Part of divorce is dissolving your family’s joint financial relationship. This can’t be done unless you know the total financial picture. All the facts need to be on the table so you can determine how best to separate your finances allowing both of you to make the best choices of how you will move forward on your own.

This means doing some homework in advance.  As a start, you need to find and prepare the following documents:

  • Tax returns from most recent tax years
  • Recent paystubs that show payroll deductions
  • List of personal property  such as cars, boats, valuable art, jewellery, antiques
  • Recent statement from Assets:
    • Bank accounts
    • Investment accounts including open, RRSP, RRIF accounts
    • Education savings Accounts
    • Other assets such as Stock options, other Company awards
    • Company Pension
  • Recent statements of Debts: Mortgage, Line of Credit both personal and joint, Car loans
  • Miscellaneous Info: Life insurance, Medical benefit plans
  • Business Ownership details

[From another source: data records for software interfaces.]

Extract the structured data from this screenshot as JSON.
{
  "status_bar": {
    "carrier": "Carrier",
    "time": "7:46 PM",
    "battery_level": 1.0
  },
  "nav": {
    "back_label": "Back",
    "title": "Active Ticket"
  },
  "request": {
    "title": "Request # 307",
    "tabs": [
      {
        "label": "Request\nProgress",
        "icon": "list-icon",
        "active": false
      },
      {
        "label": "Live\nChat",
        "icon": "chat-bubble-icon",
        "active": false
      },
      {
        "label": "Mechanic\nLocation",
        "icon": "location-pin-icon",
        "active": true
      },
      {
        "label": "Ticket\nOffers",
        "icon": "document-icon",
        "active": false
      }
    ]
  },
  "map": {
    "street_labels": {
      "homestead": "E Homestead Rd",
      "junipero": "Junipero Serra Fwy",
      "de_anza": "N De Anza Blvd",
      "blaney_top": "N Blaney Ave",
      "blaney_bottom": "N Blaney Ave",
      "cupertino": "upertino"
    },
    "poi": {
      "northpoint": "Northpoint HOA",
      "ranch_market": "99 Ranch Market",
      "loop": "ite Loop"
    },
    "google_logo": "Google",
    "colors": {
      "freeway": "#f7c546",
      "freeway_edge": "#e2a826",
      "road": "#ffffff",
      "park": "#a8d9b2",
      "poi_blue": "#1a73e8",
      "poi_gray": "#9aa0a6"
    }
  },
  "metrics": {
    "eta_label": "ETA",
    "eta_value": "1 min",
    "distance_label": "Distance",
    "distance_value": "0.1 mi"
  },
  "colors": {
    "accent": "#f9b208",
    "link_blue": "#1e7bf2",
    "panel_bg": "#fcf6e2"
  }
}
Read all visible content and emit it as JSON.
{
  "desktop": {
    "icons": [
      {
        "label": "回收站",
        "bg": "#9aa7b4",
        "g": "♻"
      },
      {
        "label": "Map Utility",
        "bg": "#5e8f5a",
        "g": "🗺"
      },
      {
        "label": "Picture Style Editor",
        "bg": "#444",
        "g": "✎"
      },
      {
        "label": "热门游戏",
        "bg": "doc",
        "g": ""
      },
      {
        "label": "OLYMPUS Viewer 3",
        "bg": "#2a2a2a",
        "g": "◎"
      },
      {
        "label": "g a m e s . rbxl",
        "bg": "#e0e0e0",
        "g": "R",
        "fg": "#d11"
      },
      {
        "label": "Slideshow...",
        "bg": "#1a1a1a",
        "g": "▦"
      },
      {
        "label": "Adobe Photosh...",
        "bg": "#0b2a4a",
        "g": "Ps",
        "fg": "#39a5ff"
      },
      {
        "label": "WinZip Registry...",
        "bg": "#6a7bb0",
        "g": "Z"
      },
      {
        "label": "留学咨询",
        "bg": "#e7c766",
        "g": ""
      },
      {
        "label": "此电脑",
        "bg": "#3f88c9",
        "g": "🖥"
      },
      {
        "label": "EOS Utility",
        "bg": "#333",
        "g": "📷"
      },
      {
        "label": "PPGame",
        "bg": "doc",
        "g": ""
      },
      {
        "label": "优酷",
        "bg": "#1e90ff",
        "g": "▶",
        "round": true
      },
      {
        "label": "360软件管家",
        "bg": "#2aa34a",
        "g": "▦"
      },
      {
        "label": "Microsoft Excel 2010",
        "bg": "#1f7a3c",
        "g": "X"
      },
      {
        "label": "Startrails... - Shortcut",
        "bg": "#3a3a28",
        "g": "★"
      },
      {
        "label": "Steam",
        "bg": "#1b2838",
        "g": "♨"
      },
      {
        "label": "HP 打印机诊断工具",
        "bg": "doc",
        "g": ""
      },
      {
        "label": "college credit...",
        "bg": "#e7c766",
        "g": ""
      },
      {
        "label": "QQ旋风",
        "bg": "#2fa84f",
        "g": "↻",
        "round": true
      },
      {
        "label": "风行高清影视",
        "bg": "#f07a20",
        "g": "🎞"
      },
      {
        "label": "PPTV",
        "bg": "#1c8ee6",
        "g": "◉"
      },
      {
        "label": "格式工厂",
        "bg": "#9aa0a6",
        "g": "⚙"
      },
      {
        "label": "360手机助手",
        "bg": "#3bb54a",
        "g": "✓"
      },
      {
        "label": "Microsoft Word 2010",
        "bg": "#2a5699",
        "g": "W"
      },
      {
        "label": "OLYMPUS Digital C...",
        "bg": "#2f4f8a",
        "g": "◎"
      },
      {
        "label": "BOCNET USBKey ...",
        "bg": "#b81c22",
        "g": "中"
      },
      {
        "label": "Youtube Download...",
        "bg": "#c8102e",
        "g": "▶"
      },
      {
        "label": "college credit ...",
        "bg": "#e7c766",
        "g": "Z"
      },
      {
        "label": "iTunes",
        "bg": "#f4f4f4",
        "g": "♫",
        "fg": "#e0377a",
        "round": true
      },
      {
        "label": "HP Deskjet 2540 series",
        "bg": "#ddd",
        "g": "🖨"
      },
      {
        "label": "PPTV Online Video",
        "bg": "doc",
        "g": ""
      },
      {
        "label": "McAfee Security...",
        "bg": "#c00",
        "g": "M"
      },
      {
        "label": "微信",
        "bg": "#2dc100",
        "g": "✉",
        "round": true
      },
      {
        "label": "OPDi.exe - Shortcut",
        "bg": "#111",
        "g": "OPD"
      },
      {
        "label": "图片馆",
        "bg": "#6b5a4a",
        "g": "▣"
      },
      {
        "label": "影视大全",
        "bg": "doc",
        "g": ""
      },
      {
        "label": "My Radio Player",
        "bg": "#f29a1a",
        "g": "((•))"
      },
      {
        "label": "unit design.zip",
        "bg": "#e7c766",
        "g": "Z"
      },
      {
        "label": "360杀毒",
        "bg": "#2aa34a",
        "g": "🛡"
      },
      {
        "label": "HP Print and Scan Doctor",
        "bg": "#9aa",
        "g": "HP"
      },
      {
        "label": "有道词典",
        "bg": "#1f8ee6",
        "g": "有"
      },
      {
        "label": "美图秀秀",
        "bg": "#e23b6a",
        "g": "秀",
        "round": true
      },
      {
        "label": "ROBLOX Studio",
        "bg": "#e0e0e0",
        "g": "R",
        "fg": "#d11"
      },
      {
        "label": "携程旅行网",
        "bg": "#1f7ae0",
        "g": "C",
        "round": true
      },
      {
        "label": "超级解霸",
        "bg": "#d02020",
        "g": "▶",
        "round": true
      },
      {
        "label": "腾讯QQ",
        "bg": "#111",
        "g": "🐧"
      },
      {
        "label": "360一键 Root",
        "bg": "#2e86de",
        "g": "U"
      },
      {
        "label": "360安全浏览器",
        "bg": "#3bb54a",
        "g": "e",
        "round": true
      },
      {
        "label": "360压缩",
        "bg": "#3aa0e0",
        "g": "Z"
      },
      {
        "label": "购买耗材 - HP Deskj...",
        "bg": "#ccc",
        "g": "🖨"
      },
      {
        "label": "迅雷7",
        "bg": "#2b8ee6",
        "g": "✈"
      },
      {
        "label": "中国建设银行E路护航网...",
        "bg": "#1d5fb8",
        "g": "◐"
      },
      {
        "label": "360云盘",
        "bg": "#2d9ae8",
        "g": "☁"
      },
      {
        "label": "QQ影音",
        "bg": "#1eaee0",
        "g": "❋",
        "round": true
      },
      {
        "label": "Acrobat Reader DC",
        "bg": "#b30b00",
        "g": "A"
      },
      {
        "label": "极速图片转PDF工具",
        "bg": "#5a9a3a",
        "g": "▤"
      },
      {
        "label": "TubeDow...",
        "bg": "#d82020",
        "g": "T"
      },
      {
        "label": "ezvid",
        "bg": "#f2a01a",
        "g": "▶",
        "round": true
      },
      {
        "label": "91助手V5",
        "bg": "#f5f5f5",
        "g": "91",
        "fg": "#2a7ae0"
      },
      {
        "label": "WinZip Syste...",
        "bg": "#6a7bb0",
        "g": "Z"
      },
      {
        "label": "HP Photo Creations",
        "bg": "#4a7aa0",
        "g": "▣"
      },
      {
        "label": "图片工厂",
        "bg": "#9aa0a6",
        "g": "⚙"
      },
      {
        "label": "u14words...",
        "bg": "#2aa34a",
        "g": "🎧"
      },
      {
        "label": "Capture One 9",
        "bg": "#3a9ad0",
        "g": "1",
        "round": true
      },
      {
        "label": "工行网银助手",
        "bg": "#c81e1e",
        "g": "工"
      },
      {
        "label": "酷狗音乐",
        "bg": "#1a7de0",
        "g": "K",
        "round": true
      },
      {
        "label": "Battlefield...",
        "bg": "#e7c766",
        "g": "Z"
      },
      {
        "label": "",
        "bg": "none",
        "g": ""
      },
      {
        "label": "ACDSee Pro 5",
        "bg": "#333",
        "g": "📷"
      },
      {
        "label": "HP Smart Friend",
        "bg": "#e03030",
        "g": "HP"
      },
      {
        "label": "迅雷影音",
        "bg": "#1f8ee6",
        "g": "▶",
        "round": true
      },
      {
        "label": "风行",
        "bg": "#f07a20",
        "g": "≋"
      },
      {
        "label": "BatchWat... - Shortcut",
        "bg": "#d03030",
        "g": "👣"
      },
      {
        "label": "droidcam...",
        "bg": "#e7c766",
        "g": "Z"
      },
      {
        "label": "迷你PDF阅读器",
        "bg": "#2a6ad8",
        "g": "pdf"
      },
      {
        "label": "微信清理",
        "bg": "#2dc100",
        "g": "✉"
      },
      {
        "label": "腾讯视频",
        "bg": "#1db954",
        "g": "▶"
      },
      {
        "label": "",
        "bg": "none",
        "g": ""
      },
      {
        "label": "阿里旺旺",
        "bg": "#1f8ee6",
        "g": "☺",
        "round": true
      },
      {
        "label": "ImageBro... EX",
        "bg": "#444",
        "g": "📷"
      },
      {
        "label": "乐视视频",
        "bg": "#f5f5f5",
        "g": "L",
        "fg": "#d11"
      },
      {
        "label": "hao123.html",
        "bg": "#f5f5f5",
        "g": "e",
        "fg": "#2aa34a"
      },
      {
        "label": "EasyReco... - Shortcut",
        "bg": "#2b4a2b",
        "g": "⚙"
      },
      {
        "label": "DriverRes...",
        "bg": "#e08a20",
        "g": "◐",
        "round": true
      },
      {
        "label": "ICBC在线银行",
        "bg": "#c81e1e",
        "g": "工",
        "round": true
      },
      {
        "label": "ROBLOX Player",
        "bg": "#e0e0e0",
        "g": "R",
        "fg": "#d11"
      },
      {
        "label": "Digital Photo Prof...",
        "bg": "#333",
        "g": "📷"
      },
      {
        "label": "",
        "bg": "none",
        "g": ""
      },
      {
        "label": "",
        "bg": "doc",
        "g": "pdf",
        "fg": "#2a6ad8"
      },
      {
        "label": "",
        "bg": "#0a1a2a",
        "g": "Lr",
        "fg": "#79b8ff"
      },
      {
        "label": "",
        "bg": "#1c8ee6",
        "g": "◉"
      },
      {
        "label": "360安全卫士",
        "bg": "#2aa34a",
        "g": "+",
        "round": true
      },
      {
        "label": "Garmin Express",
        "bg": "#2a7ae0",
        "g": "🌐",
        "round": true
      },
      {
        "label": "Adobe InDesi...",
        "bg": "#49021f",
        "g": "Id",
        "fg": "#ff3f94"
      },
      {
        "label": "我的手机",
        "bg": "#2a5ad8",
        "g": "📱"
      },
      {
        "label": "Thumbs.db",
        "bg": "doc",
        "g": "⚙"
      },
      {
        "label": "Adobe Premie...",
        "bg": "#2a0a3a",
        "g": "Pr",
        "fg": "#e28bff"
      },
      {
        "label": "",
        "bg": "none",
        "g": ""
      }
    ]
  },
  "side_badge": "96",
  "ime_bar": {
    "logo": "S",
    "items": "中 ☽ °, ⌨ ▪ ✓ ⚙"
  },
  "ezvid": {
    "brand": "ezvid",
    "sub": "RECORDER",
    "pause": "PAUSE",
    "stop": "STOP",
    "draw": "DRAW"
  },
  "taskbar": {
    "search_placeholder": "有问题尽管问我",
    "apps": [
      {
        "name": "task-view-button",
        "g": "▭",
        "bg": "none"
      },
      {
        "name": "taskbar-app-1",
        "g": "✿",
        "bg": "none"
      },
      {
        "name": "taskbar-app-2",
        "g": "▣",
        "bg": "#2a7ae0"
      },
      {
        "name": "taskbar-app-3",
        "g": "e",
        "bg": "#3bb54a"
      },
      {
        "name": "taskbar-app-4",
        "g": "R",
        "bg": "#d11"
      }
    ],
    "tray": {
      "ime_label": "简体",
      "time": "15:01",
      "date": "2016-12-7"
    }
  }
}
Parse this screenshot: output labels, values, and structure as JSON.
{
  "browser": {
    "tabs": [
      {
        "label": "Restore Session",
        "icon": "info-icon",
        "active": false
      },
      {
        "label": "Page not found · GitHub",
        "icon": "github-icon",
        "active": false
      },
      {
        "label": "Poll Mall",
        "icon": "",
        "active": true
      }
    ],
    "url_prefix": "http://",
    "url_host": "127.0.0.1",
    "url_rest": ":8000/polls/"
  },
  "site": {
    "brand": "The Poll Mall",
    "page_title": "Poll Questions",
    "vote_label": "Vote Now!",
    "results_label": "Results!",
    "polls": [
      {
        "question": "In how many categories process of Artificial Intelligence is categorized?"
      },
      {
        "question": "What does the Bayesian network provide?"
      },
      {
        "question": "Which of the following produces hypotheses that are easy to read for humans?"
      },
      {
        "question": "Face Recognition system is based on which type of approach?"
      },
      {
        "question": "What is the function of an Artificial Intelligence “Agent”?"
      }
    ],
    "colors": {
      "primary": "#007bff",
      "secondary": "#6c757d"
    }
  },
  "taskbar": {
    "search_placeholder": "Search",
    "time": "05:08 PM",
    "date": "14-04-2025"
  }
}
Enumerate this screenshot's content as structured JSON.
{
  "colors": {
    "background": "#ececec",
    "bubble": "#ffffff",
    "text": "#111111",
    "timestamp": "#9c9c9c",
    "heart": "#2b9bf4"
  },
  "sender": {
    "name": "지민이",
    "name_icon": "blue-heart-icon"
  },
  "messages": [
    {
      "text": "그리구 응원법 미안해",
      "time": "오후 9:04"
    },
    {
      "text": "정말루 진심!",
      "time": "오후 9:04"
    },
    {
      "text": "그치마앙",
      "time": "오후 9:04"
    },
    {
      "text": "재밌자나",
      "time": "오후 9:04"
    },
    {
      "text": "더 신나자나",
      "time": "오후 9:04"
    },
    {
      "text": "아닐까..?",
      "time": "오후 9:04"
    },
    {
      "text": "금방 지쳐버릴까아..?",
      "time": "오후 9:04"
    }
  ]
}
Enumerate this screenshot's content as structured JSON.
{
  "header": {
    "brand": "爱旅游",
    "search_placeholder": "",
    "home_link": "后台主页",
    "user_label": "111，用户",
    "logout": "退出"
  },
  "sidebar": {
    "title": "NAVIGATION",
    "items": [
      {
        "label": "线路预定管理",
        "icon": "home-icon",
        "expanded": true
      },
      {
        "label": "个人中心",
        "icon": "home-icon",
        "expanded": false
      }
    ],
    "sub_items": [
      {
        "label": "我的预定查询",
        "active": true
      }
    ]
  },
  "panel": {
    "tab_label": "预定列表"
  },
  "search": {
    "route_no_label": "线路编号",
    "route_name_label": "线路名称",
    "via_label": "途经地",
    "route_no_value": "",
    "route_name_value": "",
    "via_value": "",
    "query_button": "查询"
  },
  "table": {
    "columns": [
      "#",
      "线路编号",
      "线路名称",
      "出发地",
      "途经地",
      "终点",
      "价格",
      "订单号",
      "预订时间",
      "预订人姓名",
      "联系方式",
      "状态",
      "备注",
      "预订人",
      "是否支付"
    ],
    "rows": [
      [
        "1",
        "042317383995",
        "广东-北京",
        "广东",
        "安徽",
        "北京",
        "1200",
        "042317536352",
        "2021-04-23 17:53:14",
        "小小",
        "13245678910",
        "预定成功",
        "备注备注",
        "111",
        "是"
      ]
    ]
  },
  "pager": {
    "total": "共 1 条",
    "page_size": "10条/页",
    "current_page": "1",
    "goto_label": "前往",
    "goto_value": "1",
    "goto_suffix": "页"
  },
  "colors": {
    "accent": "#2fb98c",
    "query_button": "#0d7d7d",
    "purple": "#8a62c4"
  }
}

Doing your homework takes time.  Documents may be hard to locate. You may have to request copies from the bank or your employer. You may not have looked at some of these documents for a very long time.

You can hire a divorce financial professional to “tutor” you with your homework. They can help explain and organize it all so everyone is ready to start.

10 Apr Grey Divorce

In 2009, people ages 50 and older were twice as likely to divorce as their counterparts in 1990. Researchers have just begun to explore why. They know that, for many boomer couples, the kids are out of the house and it’s time to face reality. Who gets to keep what is  even more stressful at this age when  you have to consider the financial impact  this will have on the rest  of your life.

If you or someone you know is facing divorce in their 50’s, this is a  reminder that we are hosting “Late in Life” Divorce Talks on Thurs Apr 12th. Join us to hear about the what the financial  effects might be depending on whether you’re the dumper or the dumpee.

To register click here  http://www.eventbrite.com/event/2544127554